‘Open license to pollute’ as EPA relaxes power plant rules

POWER PLANTS: The U.S. EPA cites the coronavirus pandemic as justification for a sweeping relaxation of environmental rules that will allow power plants to determine for themselves if they are meeting air and water pollution rules. (New York Times)

CLEAN ENERGY:
• Clean energy legislation stalls in many states as legislatures cut sessions short or shift attention to other issues due to the coronavirus pandemic. (Utility Dive)
• California sets a new emissions goal for its electric sector that would double the state’s clean energy capacity by 2030. (Reuters)
• After celebrating a major legislative victory this month, Virginia renewable companies now face uncertainty because of the pandemic. (Virginia Mercury)

WIND: The nascent offshore wind industry could see major setbacks because of the coronavirus.

Stimulus bill leaves out tax credit extensions for wind and solar

POLICY: The U.S. Senate passes a $2 trillion coronavirus stimulus bill that excludes tax credit extensions for wind and solar industries and climate provisions for bailed out airlines. (Greentech Media, Bloomberg) 

PIPELINES:
• A federal judge orders an environmental review of the Dakota Access pipeline nearly three years after it started transporting oil, potentially opening the door for it to be shut down. (NPR)
• A federal judge rejects a challenge by environmental groups and fishermen of permits for the Bayou Bridge Pipeline in Louisiana. (E&E News, subscription)

OIL & GAS:
• The oil price war and uncertainty from the coronavirus mean serious challenges for North Dakota’s oil and gas industry. (Washington Post)
• A law firm with deep ties to the Democratic Party is helping oil companies lobby for exemptions from federal greenhouse gas emission regulations.

Push to ban new natural gas hookups stalls amid coronavirus pandemic

ELECTRIFICATION: Efforts to impose natural gas bans in new construction in several states stall as activists are limited to virtual meetings and officials are preoccupied by the coronavirus pandemic. (S&P Global)

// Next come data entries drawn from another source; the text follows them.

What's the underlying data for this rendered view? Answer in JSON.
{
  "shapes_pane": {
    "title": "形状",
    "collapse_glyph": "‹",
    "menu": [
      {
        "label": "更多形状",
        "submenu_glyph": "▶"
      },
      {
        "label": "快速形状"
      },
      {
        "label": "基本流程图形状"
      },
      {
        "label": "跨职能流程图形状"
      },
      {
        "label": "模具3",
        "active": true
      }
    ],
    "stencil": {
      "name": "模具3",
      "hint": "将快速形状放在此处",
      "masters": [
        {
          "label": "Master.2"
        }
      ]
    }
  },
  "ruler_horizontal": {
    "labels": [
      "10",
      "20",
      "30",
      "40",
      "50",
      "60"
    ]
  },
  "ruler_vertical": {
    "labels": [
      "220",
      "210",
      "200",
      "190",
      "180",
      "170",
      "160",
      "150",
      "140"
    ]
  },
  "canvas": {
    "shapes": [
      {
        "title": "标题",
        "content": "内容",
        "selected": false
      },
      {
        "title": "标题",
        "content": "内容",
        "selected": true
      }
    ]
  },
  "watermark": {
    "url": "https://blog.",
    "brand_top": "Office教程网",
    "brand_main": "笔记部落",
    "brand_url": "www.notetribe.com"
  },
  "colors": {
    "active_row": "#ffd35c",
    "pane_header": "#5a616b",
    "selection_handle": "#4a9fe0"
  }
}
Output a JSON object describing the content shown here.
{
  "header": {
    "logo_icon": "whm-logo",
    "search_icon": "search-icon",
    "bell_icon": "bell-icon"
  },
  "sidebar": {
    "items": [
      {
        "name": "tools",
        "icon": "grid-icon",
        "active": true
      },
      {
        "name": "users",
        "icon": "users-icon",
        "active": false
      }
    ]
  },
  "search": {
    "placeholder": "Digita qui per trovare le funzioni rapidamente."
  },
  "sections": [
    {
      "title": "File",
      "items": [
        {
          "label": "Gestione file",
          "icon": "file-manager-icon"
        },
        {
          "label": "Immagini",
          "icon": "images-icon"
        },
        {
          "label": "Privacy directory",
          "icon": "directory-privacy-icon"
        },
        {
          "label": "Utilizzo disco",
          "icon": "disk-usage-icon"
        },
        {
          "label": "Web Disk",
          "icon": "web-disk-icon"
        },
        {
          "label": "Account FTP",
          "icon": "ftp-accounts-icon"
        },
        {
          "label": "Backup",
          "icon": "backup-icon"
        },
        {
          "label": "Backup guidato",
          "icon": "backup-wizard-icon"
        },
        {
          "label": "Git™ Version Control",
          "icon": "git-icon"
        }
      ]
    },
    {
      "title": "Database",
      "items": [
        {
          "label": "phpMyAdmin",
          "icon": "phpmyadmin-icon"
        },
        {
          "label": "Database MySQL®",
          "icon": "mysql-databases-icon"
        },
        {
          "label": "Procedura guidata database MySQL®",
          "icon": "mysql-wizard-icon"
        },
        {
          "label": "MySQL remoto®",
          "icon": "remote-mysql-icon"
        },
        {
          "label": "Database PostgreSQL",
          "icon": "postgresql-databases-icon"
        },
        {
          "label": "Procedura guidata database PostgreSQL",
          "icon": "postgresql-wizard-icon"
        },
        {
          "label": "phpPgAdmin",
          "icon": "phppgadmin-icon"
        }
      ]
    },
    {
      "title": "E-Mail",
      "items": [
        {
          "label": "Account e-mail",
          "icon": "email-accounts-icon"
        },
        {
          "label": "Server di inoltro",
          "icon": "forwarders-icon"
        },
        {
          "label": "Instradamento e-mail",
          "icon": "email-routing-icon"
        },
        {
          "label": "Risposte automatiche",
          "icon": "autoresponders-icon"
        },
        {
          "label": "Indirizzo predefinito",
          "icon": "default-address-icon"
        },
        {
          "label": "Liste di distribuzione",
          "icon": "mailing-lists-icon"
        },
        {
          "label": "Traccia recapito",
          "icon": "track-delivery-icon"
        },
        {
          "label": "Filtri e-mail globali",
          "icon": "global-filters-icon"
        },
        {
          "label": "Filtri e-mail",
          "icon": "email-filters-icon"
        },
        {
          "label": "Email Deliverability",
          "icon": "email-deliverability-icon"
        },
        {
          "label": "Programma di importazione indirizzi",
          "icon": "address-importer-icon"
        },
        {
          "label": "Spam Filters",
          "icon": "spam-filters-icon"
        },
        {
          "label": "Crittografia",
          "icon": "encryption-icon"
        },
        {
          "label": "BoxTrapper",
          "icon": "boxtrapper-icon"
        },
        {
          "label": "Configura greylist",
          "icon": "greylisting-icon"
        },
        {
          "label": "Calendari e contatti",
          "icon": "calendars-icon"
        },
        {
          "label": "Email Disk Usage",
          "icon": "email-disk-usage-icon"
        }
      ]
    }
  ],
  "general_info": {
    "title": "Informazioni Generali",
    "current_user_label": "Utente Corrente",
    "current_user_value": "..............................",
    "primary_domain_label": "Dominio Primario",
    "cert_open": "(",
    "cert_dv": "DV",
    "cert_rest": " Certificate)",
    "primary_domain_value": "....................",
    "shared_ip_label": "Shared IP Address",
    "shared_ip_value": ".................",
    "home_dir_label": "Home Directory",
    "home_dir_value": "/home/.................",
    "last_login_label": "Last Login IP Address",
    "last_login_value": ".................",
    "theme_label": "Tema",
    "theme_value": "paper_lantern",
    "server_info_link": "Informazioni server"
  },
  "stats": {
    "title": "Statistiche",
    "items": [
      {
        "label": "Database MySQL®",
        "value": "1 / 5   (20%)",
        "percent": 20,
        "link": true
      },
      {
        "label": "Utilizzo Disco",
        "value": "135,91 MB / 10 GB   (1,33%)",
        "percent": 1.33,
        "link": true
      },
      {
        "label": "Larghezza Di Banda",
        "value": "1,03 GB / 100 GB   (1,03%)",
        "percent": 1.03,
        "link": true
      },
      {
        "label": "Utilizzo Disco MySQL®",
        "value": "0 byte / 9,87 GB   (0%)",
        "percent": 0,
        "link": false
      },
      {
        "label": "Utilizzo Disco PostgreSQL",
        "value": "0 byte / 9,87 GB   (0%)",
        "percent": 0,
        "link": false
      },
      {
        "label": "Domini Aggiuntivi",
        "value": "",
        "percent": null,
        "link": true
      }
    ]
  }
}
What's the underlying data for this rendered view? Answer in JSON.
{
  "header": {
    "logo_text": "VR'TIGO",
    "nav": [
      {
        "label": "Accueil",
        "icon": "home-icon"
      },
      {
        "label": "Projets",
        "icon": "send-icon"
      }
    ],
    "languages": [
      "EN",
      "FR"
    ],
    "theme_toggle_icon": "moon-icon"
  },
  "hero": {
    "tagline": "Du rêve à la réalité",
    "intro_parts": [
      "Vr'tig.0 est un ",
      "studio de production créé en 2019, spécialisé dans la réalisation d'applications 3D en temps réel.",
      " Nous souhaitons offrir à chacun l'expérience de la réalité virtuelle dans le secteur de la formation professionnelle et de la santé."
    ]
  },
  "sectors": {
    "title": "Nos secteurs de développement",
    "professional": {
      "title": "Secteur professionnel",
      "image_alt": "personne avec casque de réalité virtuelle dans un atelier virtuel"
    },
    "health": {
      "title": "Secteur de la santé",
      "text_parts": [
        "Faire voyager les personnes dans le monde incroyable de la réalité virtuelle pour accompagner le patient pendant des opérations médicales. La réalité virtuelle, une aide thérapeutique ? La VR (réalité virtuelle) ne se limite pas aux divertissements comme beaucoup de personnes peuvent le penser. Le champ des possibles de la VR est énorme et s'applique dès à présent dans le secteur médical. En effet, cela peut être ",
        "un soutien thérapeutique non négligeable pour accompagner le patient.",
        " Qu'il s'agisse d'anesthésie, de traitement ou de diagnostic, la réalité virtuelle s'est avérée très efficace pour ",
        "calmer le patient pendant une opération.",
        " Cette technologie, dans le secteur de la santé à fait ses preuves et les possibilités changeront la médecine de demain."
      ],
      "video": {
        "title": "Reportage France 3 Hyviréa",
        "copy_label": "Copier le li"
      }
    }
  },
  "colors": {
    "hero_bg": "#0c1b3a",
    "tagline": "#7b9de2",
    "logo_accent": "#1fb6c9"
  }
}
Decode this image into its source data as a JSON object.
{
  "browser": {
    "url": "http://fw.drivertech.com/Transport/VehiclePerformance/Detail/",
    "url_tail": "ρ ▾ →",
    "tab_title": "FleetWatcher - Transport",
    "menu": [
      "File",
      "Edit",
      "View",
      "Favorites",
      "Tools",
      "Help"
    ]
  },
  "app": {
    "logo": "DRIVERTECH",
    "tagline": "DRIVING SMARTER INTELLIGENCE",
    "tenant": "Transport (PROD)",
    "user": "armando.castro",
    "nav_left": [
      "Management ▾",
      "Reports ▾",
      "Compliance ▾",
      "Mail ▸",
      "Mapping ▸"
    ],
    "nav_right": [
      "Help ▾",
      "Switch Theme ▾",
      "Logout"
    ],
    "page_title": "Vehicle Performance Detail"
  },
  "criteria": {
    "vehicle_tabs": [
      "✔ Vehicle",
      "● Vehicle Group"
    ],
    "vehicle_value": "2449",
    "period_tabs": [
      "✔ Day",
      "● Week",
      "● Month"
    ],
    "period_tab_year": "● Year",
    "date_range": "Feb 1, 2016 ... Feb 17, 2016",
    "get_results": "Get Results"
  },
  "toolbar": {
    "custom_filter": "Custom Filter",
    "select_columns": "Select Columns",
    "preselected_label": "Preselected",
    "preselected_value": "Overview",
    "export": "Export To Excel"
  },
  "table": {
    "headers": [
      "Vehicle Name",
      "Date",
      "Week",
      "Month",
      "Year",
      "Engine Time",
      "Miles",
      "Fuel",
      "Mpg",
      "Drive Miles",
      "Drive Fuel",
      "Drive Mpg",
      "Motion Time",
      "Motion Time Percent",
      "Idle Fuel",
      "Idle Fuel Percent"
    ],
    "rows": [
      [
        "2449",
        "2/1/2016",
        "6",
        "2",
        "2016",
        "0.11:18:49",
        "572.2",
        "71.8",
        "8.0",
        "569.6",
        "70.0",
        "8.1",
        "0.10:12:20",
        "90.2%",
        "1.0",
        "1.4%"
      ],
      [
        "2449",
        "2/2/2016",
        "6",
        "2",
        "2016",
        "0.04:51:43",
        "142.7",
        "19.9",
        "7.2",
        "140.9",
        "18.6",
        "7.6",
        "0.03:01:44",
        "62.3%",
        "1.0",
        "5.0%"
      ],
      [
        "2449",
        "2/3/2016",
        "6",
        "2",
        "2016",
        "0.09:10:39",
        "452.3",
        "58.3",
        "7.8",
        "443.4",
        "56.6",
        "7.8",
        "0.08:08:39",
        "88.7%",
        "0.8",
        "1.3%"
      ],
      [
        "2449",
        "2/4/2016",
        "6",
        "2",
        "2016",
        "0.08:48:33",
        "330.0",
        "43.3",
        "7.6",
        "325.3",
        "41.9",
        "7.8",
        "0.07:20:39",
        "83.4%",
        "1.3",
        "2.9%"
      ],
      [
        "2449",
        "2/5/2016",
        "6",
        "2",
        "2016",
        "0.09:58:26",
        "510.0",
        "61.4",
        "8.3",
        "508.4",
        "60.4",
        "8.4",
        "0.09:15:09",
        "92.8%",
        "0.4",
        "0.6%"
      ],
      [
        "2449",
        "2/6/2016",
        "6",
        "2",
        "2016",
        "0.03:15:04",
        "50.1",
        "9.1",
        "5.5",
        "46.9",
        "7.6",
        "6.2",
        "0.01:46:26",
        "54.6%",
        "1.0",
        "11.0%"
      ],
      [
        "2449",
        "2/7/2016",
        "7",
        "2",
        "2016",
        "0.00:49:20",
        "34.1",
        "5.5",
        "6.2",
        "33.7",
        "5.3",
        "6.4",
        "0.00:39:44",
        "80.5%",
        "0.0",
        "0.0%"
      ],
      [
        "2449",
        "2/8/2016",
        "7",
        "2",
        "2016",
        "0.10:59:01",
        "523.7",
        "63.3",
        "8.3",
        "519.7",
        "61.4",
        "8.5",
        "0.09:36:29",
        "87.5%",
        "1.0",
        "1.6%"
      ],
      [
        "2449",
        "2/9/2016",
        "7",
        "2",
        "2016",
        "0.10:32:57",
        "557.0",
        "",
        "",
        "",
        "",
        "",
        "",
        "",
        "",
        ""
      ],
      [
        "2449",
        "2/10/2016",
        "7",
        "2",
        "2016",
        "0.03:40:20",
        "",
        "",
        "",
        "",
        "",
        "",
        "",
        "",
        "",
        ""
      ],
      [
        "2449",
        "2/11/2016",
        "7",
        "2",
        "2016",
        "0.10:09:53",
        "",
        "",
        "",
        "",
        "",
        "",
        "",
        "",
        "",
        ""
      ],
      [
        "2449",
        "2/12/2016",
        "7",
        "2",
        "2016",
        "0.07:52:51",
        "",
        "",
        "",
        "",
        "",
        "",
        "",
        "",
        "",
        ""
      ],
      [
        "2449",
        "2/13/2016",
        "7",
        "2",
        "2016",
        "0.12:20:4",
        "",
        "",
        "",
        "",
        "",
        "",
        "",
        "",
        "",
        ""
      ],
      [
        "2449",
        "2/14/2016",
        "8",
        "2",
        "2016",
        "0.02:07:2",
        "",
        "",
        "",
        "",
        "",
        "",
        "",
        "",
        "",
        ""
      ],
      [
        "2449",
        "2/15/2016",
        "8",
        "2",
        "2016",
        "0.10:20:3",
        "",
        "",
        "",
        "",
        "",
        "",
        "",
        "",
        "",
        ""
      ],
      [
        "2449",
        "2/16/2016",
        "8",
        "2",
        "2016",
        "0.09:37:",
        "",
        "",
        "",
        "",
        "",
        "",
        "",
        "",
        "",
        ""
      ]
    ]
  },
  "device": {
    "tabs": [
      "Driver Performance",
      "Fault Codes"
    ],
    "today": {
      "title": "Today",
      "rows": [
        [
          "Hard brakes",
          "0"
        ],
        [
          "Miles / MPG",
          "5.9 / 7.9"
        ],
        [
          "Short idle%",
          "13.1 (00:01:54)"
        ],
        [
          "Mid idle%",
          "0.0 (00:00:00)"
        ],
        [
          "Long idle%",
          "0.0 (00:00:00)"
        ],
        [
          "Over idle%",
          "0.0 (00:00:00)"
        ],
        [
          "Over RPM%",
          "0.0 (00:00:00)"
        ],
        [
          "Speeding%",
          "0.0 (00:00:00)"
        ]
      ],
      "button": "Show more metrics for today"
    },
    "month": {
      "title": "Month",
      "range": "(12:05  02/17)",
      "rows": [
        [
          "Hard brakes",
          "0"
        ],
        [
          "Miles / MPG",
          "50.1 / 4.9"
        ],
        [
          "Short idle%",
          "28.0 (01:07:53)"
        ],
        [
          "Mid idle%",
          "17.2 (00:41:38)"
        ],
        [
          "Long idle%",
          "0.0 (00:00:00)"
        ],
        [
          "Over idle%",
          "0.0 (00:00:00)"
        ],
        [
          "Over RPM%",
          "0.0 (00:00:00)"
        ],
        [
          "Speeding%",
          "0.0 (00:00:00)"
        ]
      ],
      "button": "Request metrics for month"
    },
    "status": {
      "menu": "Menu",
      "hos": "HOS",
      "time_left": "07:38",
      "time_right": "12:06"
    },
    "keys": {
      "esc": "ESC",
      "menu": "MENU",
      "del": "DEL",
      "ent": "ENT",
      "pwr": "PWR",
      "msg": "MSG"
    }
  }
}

COAL:
• Coal miners in West Virginia are told to keep working during the coronavirus pandemic despite the fact they’re in close quarters and many have damaged lungs. (Washington Post)
• A new study concludes that methane emissions from coal mines could be more than double previous estimates and exceed the oil-and-gas sector. (Carbon Brief)
• Another analysis finds a proposed carbon capture project at a New Mexico coal plant is not economically feasible. (E&E News, subscription)

GRID:
• The chances of coronavirus causing a widespread power outage are low, experts say, with the greatest concern being infected plant workers.